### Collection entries
------------

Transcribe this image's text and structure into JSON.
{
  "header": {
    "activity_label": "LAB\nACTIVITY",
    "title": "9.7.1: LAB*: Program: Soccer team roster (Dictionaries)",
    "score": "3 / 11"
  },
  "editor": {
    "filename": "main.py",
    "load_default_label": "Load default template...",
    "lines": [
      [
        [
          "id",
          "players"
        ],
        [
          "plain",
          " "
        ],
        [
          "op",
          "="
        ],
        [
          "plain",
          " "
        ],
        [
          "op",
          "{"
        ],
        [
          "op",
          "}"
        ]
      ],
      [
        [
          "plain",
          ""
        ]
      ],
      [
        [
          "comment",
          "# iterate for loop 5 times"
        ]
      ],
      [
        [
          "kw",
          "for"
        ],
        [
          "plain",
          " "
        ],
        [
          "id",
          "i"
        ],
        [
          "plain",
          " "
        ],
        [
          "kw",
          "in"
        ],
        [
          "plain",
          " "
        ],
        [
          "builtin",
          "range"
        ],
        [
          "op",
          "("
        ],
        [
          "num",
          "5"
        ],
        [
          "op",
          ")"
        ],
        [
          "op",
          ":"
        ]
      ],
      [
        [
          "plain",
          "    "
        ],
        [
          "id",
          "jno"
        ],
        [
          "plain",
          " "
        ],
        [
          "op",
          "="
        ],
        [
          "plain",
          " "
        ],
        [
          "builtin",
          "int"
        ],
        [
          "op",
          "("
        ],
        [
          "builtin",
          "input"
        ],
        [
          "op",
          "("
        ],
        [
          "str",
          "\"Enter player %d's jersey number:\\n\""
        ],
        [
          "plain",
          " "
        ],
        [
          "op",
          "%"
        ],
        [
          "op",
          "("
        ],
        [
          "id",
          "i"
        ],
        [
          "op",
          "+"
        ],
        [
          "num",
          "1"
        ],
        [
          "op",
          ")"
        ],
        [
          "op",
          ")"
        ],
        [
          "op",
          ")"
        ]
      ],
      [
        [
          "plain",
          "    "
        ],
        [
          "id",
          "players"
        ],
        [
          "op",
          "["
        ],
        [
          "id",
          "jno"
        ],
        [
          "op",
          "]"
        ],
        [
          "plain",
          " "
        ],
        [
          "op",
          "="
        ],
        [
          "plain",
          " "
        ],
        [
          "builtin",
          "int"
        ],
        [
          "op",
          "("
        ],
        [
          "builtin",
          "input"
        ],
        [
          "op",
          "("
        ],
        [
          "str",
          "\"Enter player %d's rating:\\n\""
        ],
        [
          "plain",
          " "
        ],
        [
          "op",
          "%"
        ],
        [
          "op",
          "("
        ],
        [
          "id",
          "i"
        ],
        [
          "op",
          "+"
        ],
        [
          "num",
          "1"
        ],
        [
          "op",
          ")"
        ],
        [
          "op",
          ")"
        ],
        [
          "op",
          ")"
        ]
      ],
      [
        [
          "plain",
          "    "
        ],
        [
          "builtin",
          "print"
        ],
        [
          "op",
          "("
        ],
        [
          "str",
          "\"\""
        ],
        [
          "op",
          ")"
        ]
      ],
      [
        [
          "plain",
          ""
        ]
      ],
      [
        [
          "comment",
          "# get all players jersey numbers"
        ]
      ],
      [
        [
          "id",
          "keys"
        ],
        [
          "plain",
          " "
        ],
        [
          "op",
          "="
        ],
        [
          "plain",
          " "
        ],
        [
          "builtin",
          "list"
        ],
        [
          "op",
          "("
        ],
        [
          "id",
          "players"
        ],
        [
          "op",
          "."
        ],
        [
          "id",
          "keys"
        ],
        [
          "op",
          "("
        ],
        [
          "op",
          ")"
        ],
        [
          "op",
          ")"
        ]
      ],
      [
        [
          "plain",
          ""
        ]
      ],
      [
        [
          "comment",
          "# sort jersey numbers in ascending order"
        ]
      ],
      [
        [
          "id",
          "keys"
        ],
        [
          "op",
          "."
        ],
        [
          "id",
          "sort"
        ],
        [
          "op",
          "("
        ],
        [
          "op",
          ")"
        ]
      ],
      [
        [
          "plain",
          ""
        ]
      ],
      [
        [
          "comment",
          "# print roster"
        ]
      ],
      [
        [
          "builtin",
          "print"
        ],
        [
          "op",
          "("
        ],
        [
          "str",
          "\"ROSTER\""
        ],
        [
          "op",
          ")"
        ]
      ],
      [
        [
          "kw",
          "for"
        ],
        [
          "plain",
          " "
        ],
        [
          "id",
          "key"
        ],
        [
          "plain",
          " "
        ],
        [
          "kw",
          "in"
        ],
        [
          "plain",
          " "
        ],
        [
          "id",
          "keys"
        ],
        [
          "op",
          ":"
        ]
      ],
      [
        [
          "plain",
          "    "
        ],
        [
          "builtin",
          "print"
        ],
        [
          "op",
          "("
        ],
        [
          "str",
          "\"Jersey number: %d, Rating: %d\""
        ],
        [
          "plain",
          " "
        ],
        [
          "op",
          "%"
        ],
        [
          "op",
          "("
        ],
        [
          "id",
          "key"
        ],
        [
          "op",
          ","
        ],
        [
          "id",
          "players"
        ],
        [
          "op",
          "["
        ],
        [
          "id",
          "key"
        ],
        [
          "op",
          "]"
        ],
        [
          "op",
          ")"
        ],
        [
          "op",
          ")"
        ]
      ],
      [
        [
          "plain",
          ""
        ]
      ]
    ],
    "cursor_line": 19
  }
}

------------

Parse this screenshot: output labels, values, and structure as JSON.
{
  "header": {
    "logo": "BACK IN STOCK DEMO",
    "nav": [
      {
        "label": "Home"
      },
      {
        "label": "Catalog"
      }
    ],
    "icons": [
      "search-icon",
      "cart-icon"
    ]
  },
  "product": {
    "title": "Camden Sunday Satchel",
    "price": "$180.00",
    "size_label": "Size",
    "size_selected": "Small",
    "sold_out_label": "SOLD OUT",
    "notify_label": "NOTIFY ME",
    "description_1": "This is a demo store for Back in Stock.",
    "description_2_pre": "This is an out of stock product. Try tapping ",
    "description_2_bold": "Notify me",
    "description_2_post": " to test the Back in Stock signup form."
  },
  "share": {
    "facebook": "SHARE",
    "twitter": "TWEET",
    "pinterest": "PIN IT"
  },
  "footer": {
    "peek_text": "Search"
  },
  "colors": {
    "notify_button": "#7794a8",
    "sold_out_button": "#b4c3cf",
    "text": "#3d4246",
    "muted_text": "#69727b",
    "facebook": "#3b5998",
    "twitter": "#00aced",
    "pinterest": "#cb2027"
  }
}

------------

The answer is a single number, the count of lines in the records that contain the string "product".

### Response area
2